This content is provided by our sponsor. It is not written by and does not necessarily reflect the views of Education Week's editorial staff.
Sponsor
School & District Management Webinar
Modernizing Principal Support: The Road to More Connected and Effective Leaders
When principals are better equipped to lead, support, and maintain high levels of teaching and learning, outcomes for students are improved.
Content provided by BetterLesson
Jobs Virtual Career Fair for Teachers and K-12 Staff
Find teaching jobs and other jobs in K-12 education at the EdWeek Top School Jobs virtual career fair.

EdWeek Top School Jobs

Teacher Jobs
Search over ten thousand teaching jobs nationwide — elementary, middle, high school and more.
View Jobs
Principal Jobs
Find hundreds of jobs for principals, assistant principals, and other school leadership roles.
View Jobs
Administrator Jobs
Over a thousand district-level jobs: superintendents, directors, more.
View Jobs
Support Staff Jobs
Search thousands of jobs, from paraprofessionals to counselors and more.
View Jobs

Read Next

School & District Management Opinion Principals: Supporting Your Teachers Doesn't Have to Be Such Hard Work
Principals can show teachers they care by something as simple as a visit to their classrooms or a pat on the back.
12 min read
Images shows colorful speech bubbles that say "Q," "&," and "A."
iStock/Getty
School & District Management From Our Research Center Nearly Half of Educators Say Climate Change Is Affecting Their Schools—or Will Soon
Most educators said their school districts have not taken any action to prepare for more severe weather, a new survey finds.
6 min read
Global warming illustration, environment pollution, global warming heating impact concept.

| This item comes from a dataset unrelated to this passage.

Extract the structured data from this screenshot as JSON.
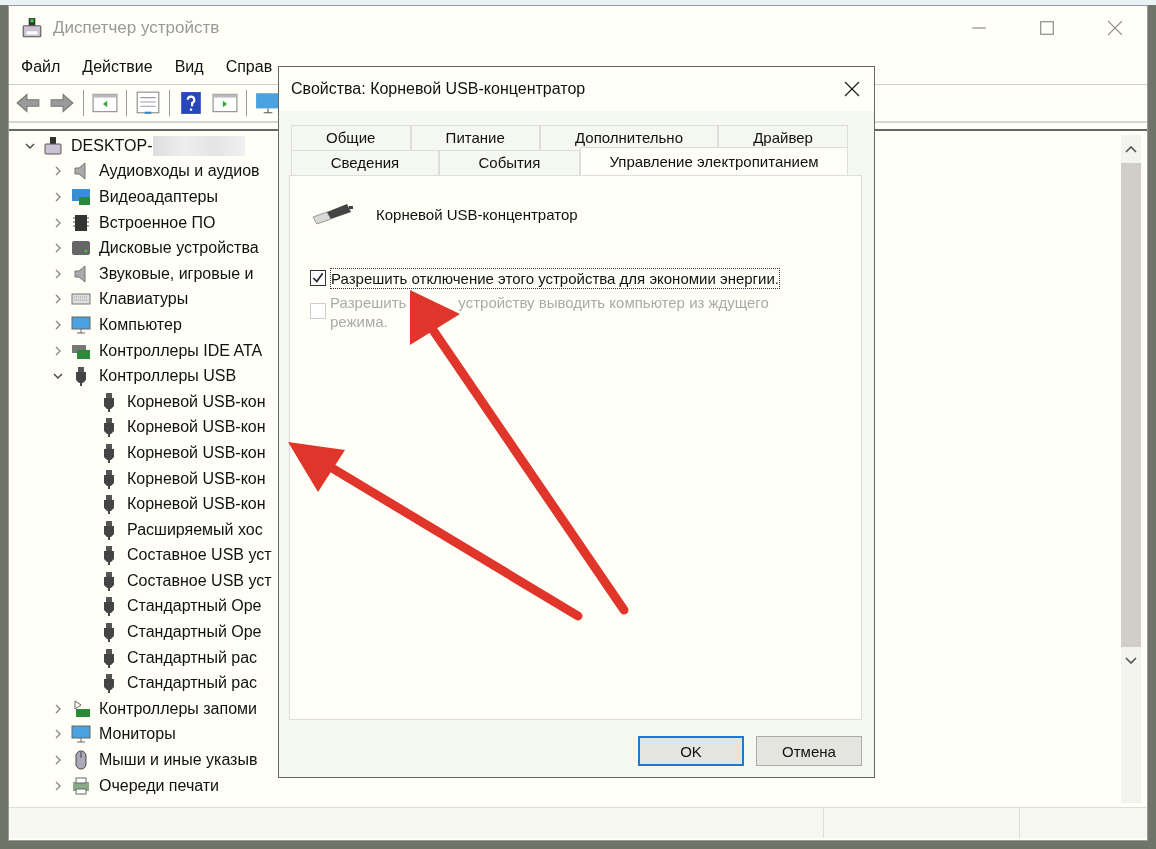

Change climate concept.
Collage by Gina Tomko/Education Week and iStock/Getty Images Plus
School & District Management Opinion 7 Ways Principals Can Support Teachers
Listening more than talking is one vital piece of advice for school leaders to help teachers.
13 min read
Images shows colorful speech bubbles that say "Q," "&," and "A."
iStock/Getty
School & District Management What Schools Can Do to Tackle Climate Change (Hint: More Than You Think)
For starters, don't assume change is too difficult.
7 min read
Haley Williams, left, and Amiya Cox hold a sign together and chant while participating in a "Global Climate Strike" at the Experiential School of Greensboro in Greensboro, N.C., on Friday, Sept. 20, 2019. Across the globe hundreds of thousands of young people took the streets Friday to demand that leaders tackle climate change in the run-up to a U.N. summit.
Haley Williams, left, and Amiya Cox participate in a Global Climate Strike at the Experiential School of Greensboro in Greensboro, N.C., in September 2019.
Khadejeh Nikouyeh/News & Record via AP